■ Instructions to follow: The answer should consist of each line below that contains the word "Fwxdo".

BEGIN The input

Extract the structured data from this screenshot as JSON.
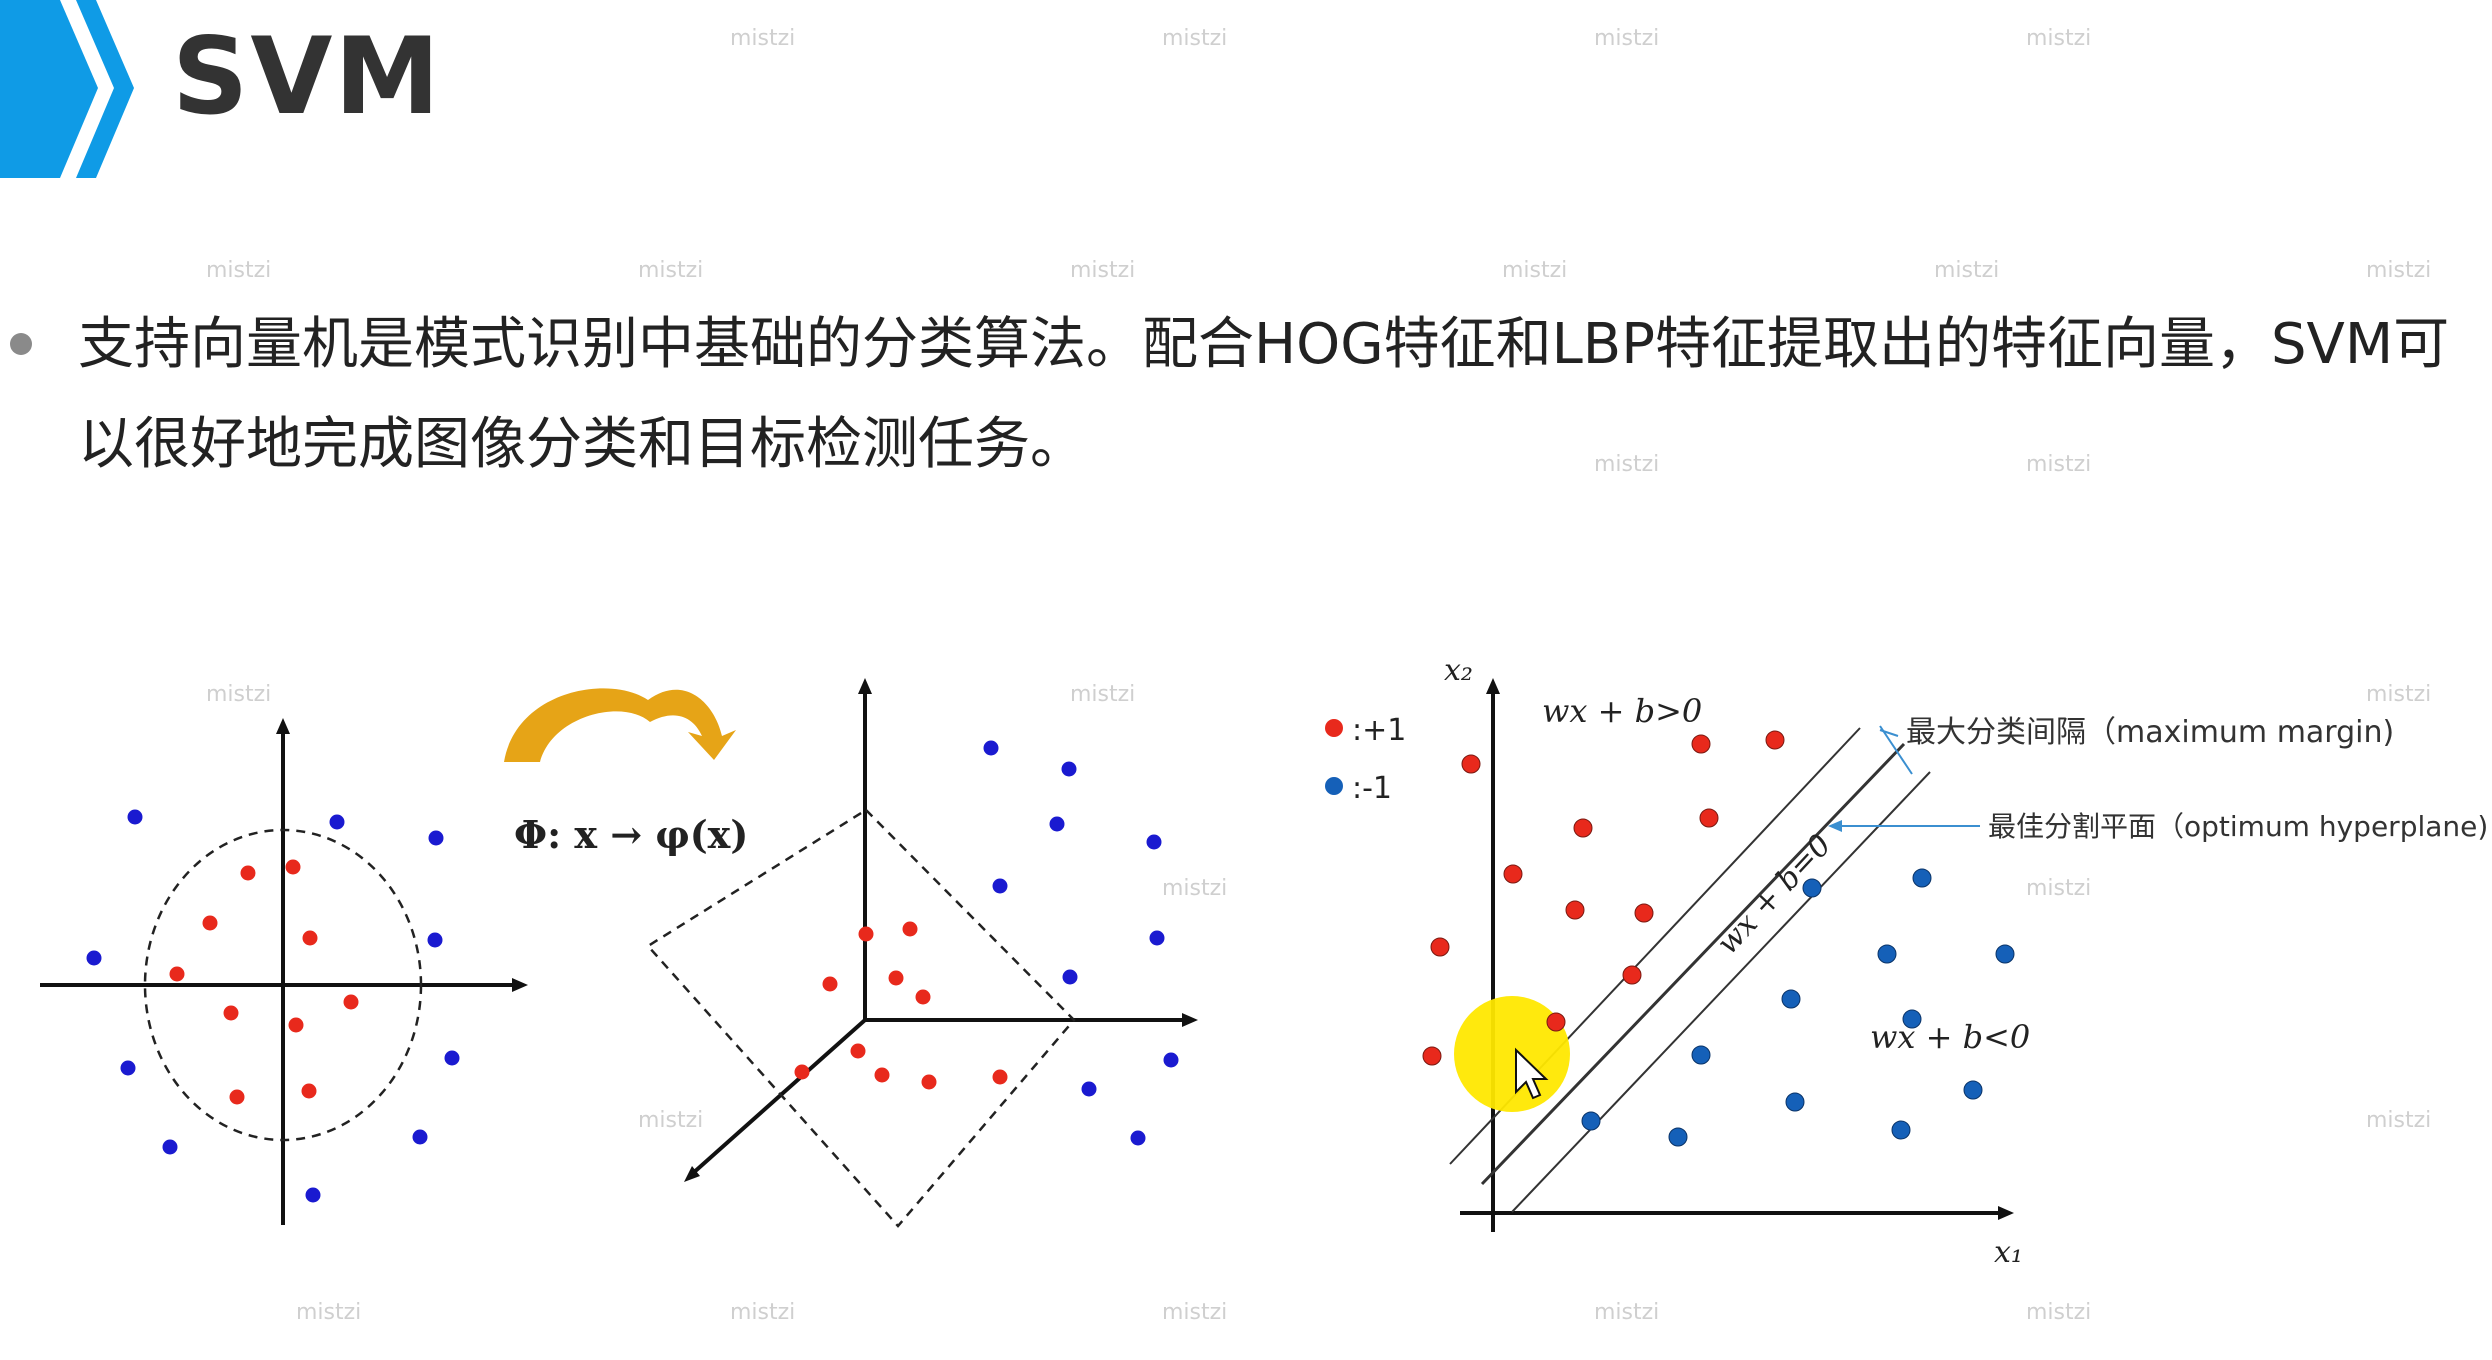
{
  "slide": {
    "title": "SVM",
    "header_color": "#0f9be6",
    "bullet": "支持向量机是模式识别中基础的分类算法。配合HOG特征和LBP特征提取出的特征向量，SVM可以很好地完成图像分类和目标检测任务。"
  },
  "figure_mapping": {
    "formula": "Φ:  x → φ(x)",
    "arrow_color": "#e6a417"
  },
  "figure_svm": {
    "axis_x_label": "x₁",
    "axis_y_label": "x₂",
    "legend_pos_label": ":+1",
    "legend_neg_label": ":-1",
    "positive_region": "wx + b>0",
    "negative_region": "wx + b<0",
    "hyperplane_eq": "wx + b=0",
    "margin_label": "最大分类间隔（maximum margin)",
    "hyperplane_label": "最佳分割平面（optimum hyperplane)"
  },
  "colors": {
    "positive": "#e8291c",
    "negative": "#1560b8",
    "figure1_negative": "#1a1ad0",
    "highlight": "#ffe800"
  },
  "watermark": "mistzi"
}
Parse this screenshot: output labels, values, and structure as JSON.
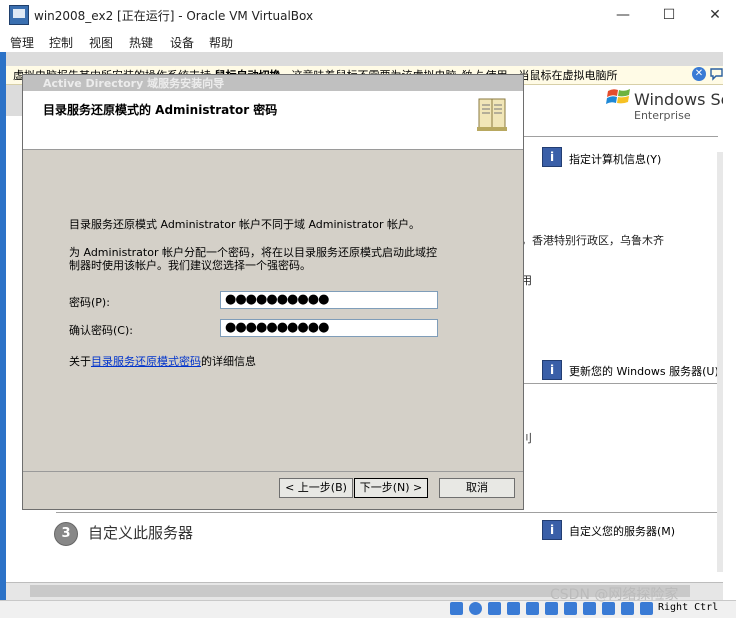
{
  "window": {
    "title": "win2008_ex2 [正在运行] - Oracle VM VirtualBox",
    "controls": {
      "minimize": "—",
      "maximize": "☐",
      "close": "✕"
    }
  },
  "menubar": [
    "管理",
    "控制",
    "视图",
    "热键",
    "设备",
    "帮助"
  ],
  "notification": {
    "text_before": "虚拟电脑报告其内所安装的操作系统支持 ",
    "text_bold": "鼠标自动切换",
    "text_after": "。这意味着鼠标不需要为该虚拟电脑 ",
    "text_italic": "独占",
    "text_end": " 使用，当鼠标在虚拟电脑所",
    "close_icon": "✕"
  },
  "guest": {
    "windows_logo": {
      "text": "Windows Ser",
      "edition": "Enterprise"
    },
    "tasks": [
      {
        "label": "指定计算机信息(Y)"
      },
      {
        "label": "更新您的 Windows 服务器(U)"
      },
      {
        "label": "自定义您的服务器(M)"
      }
    ],
    "background_texts": [
      "，香港特别行政区，乌鲁木齐",
      "用",
      "刂"
    ],
    "section3": {
      "number": "3",
      "title": "自定义此服务器"
    }
  },
  "dialog": {
    "title": "Active Directory 域服务安装向导",
    "heading": "目录服务还原模式的 Administrator 密码",
    "line1": "目录服务还原模式 Administrator 帐户不同于域 Administrator 帐户。",
    "line2": "为 Administrator 帐户分配一个密码，将在以目录服务还原模式启动此域控",
    "line3": "制器时使用该帐户。我们建议您选择一个强密码。",
    "password_label": "密码(P):",
    "password_value": "●●●●●●●●●●",
    "confirm_label": "确认密码(C):",
    "confirm_value": "●●●●●●●●●●",
    "more_prefix": "关于",
    "more_link": "目录服务还原模式密码",
    "more_suffix": "的详细信息",
    "buttons": {
      "back": "< 上一步(B)",
      "next": "下一步(N) >",
      "cancel": "取消"
    }
  },
  "statusbar": {
    "host_key": "Right Ctrl"
  },
  "watermark": "CSDN @网络探险家"
}
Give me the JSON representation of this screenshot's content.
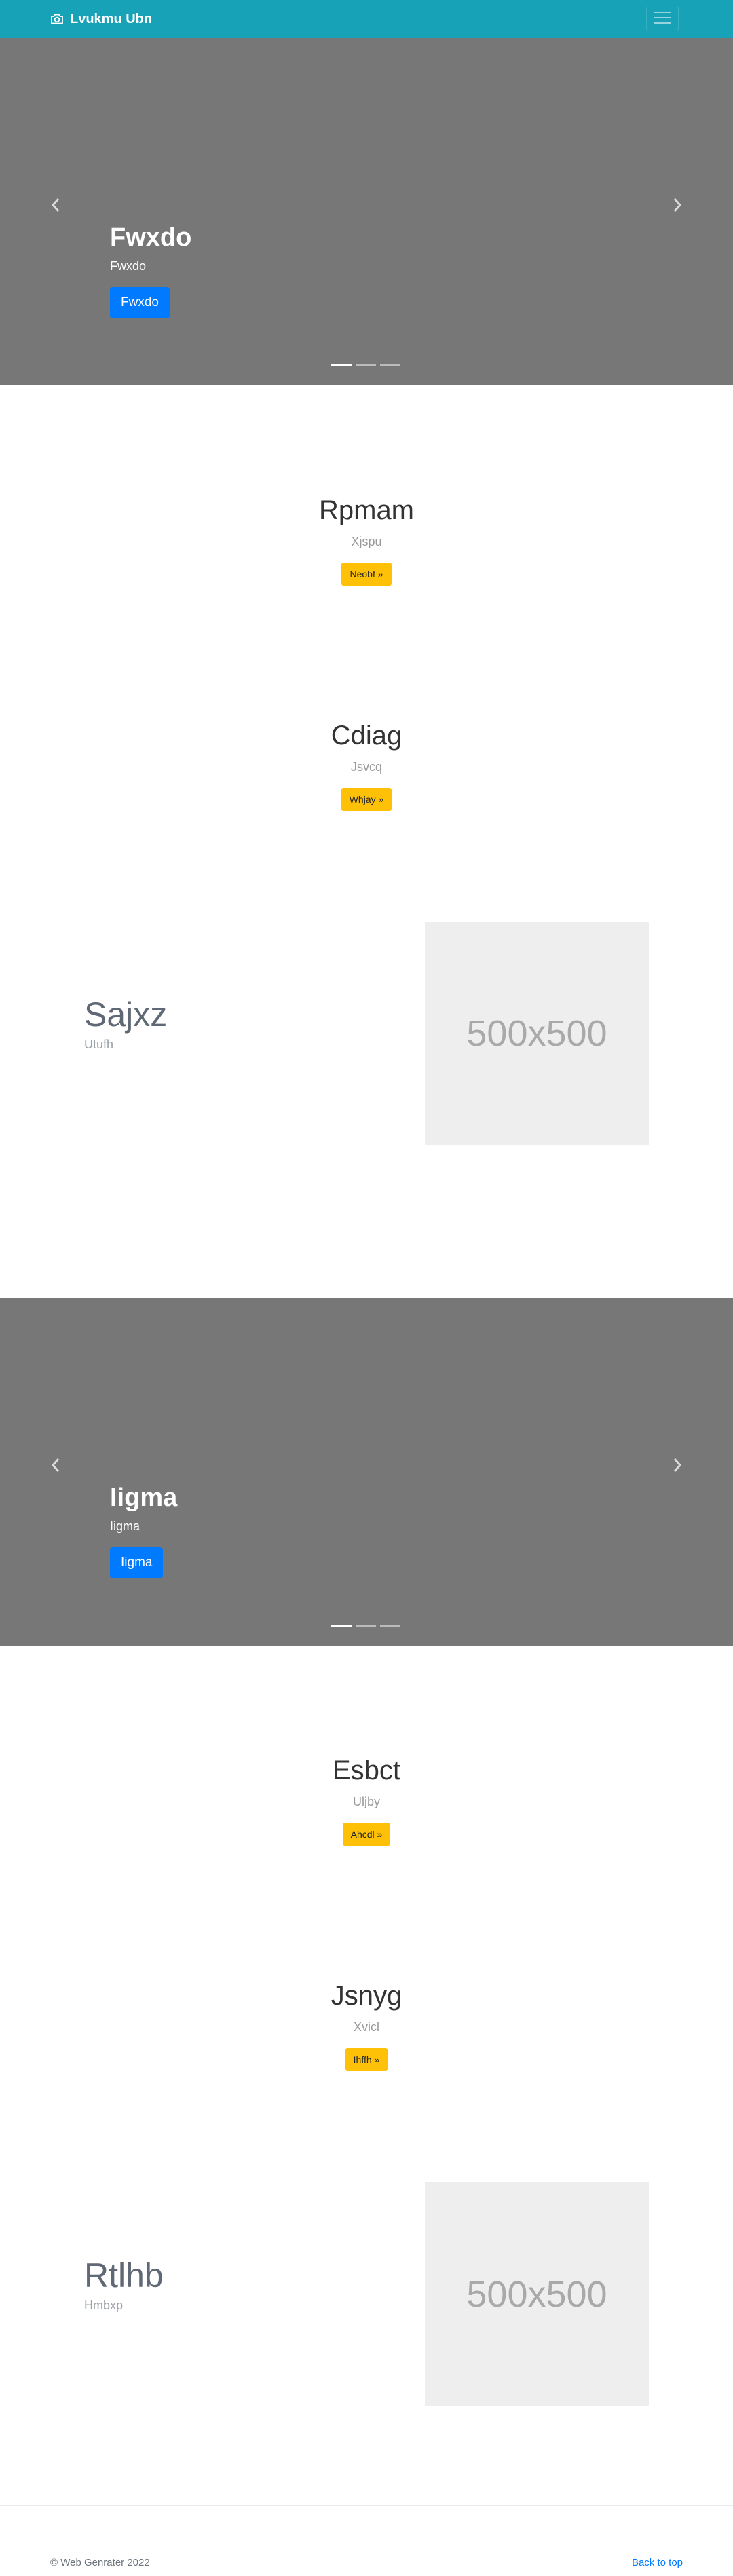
{
  "navbar": {
    "brand": "Lvukmu Ubn",
    "accent_color": "#17a2b8",
    "toggler_icon": "hamburger-icon",
    "brand_icon": "camera-icon"
  },
  "carousel_1": {
    "heading": "Fwxdo",
    "text": "Fwxdo",
    "button": "Fwxdo",
    "slides": 3,
    "active_slide": 1
  },
  "section_1": {
    "heading": "Rpmam",
    "sub": "Xjspu",
    "button": "Neobf »"
  },
  "section_2": {
    "heading": "Cdiag",
    "sub": "Jsvcq",
    "button": "Whjay »"
  },
  "featurette_1": {
    "heading": "Sajxz",
    "sub": "Utufh",
    "image_label": "500x500"
  },
  "carousel_2": {
    "heading": "Iigma",
    "text": "Iigma",
    "button": "Iigma",
    "slides": 3,
    "active_slide": 1
  },
  "section_3": {
    "heading": "Esbct",
    "sub": "Uljby",
    "button": "Ahcdl »"
  },
  "section_4": {
    "heading": "Jsnyg",
    "sub": "Xvicl",
    "button": "Ihffh »"
  },
  "featurette_2": {
    "heading": "Rtlhb",
    "sub": "Hmbxp",
    "image_label": "500x500"
  },
  "footer": {
    "copyright": "© Web Genrater 2022",
    "back_to_top": "Back to top"
  }
}
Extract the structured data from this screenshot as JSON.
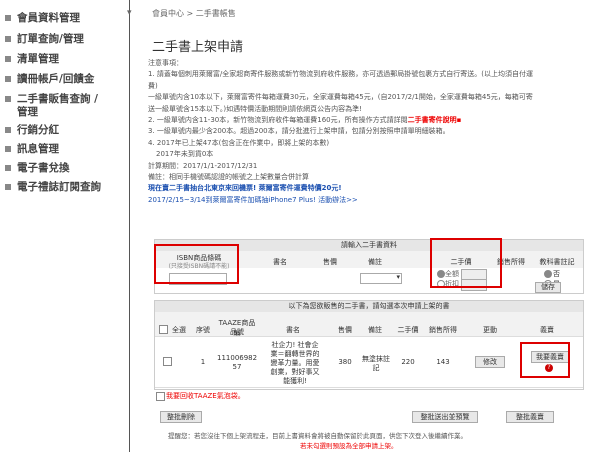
{
  "sidebar": {
    "items": [
      {
        "label": "會員資料管理"
      },
      {
        "label": "訂單查詢/管理"
      },
      {
        "label": "清單管理"
      },
      {
        "label": "讀冊帳戶/回饋金"
      },
      {
        "label": "二手書販售查詢 /"
      },
      {
        "label": "管理"
      },
      {
        "label": "行銷分紅"
      },
      {
        "label": "訊息管理"
      },
      {
        "label": "電子書兌換"
      },
      {
        "label": "電子禮誌訂閱查詢"
      }
    ]
  },
  "breadcrumb": "會員中心 > 二手書帳售",
  "page_title": "二手書上架申請",
  "notes": {
    "l1": "注意事項：",
    "l2": "1. 請蓋每個刺用萊爾富/全家超商寄件服務或新竹物流到府收件服務，亦可透過郵局掛號包裹方式自行寄送。(以上均須自付運",
    "l3": "費)",
    "l4": "一級單號内含10本以下，萊爾富寄件每箱運費30元，全家運費每箱45元，(自2017/2/1開始，全家運費每箱45元，每箱可寄",
    "l5": "送一級單號含15本以下。)如遇特價活動期間則請依網頁公告内容為準!",
    "l6_a": "2. 一級單號内含11-30本，新竹物流到府收件每箱運費160元，所有操作方式請詳閱",
    "l6_link": "二手書寄件說明▪",
    "l7": "3. 一級單號内最少含200本。超過200本，請分批進行上架申請，包請分別按照申請單明細裝箱。",
    "l8": "4. 2017年已上架47本(包含正在作業中，即將上架的本數)",
    "l9": "2017年未到貨0本",
    "l10": "計算期間：2017/1/1-2017/12/31",
    "l11": "備註：相同手機號碼認證的帳號之上架數量合併計算",
    "promo1": "現在賣二手書抽台北東京來回機票! 萊爾富寄件運費特價20元!",
    "promo2": "2017/2/15~3/14到萊爾富寄件加碼抽iPhone7 Plus! 活動辦法>>"
  },
  "input_form": {
    "header": "請輸入二手書資料",
    "col_isbn": "ISBN商品條碼",
    "col_isbn_sub": "(只接受ISBN碼請不能)",
    "col_title": "書名",
    "col_price": "售價",
    "col_remark": "備註",
    "col_condition": "二手價",
    "col_income": "銷售所得",
    "col_textbook": "教科書註記",
    "radio_full": "全額",
    "radio_discount": "折扣",
    "radio_no": "否",
    "radio_yes": "是",
    "save_button": "儲存",
    "isbn_value": ""
  },
  "list_table": {
    "header": "以下為您欲販售的二手書，請勾選本次申請上架的書",
    "headers": {
      "select_all": "全選",
      "seq": "序號",
      "taaze_no": "TAAZE商品編",
      "title": "書名",
      "price": "售價",
      "remark": "備註",
      "used_price": "二手價",
      "income": "銷售所得",
      "edit": "更動",
      "fee": "義賣"
    },
    "rows": [
      {
        "seq": "1",
        "taaze_no_a": "111006982",
        "taaze_no_b": "57",
        "title_a": "社企力! 社會企",
        "title_b": "業＝翻轉世界的",
        "title_c": "變革力量。用愛",
        "title_d": "創業，對好事又",
        "title_e": "能獲利!",
        "price": "380",
        "remark_a": "無塗抹註",
        "remark_b": "記",
        "used_price": "220",
        "income": "143",
        "edit_button": "修改",
        "fee_button": "我要義賣",
        "help": "?"
      }
    ],
    "recycle_bag": "我要回收TAAZE氣泡袋。"
  },
  "actions": {
    "batch_delete": "整批刪除",
    "batch_submit": "整批送出並預覽",
    "batch_fee": "整批義賣"
  },
  "footer": {
    "note": "提醒您：若您沒往下個上架流程走，目前上書資料會將被自動保留於此頁面，供您下次登入後繼續作業。",
    "warning": "若未勾選則預設為全部申請上架。"
  }
}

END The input

■ Your solution:
    "heading": "Fwxdo",
    "text": "Fwxdo",
    "button": "Fwxdo",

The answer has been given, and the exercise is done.